The first class of cases to which I applied it was that of compound fractures, in which the effects of decomposition in the injured part were especially striking and pernicious. The results have been such as to establish conclusively the great principle, that all the local inflammatory mischief and general febrile disturbance which follow severe injuries are due to the irritating and poisoning influence of decomposing blood or sloughs. For these evils are entirely avoided by the antiseptic treatment, so that limbs which otherwise would be unhesitatingly condemned to amputation may be retained with confidence of the best results.
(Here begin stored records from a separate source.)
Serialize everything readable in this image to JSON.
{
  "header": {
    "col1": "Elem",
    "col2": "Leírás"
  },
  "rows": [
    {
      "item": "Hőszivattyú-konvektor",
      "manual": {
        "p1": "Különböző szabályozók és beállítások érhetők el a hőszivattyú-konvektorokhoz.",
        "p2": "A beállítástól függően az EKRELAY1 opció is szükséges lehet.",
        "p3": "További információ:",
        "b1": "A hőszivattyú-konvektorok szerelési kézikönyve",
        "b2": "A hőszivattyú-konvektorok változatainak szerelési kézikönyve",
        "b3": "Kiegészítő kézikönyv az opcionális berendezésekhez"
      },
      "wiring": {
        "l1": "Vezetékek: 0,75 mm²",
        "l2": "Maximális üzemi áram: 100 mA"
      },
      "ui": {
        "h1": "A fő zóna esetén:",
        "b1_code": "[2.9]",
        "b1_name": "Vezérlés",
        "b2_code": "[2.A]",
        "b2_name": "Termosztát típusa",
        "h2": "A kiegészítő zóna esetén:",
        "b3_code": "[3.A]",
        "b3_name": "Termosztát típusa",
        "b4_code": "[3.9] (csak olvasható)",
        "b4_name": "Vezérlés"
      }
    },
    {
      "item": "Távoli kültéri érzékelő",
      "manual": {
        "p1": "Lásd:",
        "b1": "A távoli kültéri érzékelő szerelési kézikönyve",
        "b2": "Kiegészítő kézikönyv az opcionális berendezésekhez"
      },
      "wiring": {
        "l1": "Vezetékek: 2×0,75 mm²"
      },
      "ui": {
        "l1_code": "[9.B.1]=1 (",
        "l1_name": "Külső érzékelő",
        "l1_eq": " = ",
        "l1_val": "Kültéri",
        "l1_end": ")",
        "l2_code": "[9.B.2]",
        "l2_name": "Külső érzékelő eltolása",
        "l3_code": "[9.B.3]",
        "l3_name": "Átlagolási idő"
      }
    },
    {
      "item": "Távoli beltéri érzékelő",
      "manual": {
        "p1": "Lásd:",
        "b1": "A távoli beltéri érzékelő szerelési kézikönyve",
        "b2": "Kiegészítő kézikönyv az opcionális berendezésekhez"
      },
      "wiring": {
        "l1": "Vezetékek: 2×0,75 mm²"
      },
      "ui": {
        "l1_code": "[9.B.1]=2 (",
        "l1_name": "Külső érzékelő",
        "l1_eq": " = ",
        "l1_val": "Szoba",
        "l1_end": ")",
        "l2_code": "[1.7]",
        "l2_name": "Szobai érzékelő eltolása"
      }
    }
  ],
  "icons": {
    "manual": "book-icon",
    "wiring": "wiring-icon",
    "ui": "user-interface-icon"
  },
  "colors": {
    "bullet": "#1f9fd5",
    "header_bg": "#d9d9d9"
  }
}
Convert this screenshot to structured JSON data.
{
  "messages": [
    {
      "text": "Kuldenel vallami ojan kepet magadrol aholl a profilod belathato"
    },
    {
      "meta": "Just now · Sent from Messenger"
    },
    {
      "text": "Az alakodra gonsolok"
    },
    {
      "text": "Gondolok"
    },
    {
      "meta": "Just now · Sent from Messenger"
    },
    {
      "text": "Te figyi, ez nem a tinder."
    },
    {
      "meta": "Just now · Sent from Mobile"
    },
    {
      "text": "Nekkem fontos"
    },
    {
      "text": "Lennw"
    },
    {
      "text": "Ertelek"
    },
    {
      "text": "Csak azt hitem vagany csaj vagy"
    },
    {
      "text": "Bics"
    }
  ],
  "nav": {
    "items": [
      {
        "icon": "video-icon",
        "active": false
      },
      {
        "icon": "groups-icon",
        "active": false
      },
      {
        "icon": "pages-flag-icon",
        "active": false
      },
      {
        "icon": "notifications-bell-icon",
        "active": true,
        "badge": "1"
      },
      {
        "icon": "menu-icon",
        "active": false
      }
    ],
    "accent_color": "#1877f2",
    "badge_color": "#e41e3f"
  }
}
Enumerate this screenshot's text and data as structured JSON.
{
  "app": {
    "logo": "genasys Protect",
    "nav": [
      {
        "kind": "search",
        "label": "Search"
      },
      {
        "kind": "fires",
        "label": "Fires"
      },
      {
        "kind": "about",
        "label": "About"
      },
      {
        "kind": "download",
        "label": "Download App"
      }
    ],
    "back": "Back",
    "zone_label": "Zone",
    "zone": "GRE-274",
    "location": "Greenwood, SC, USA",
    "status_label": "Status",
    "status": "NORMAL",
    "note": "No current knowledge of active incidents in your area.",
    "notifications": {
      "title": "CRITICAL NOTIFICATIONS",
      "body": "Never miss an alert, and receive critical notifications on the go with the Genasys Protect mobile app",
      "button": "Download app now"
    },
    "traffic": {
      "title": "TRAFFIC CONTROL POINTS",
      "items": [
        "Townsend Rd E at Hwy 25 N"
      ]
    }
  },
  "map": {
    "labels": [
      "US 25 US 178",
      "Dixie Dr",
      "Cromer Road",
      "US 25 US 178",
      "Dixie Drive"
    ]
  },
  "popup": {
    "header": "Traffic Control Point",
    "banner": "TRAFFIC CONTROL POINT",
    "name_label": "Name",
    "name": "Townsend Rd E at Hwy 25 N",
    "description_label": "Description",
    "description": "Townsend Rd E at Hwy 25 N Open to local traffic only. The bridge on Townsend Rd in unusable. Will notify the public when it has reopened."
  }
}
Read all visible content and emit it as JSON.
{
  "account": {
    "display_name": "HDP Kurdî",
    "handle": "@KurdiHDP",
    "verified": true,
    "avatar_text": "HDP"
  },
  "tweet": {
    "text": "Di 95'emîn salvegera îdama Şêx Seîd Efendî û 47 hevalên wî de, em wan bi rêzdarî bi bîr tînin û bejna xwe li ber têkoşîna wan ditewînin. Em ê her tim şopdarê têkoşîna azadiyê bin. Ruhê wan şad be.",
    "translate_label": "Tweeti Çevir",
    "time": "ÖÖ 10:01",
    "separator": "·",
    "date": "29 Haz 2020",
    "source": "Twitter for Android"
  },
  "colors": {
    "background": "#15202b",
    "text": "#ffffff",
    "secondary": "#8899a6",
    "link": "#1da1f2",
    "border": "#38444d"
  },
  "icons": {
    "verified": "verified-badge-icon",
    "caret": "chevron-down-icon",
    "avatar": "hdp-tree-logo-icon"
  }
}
In conducting the treatment, the first object must be the destruction of any septic germs which may have been introduced into the wound, either at the moment of the accident or during the time which has since elapsed. This is done by introducing the acid of full strength into all accessible recesses of the wound by means of a piece of rag held in dressing-forceps and dipped in the liquid.1 This I did not venture to do in the earlier cases; but experience has shown that the compound which carbolic acid forms with the blood, and also any portions of tissue killed by its caustic action, including even parts of the bone, are disposed of by absorption and organization, provided they are afterwards kept from decomposing. We are thus enabled to employ the antiseptic treatment efficiently at a period after the occurrence of the injury at which it would otherwise probably fail. Thus I have now under my care in the Glasgow Infirmary a boy who was admitted with compound fracture of the leg as late as eight and a half hours after the accident, in whom nevertheless all local and constitutional disturbance was avoided by means of carbolic acid, and the bones were firmly united five weeks after his admission.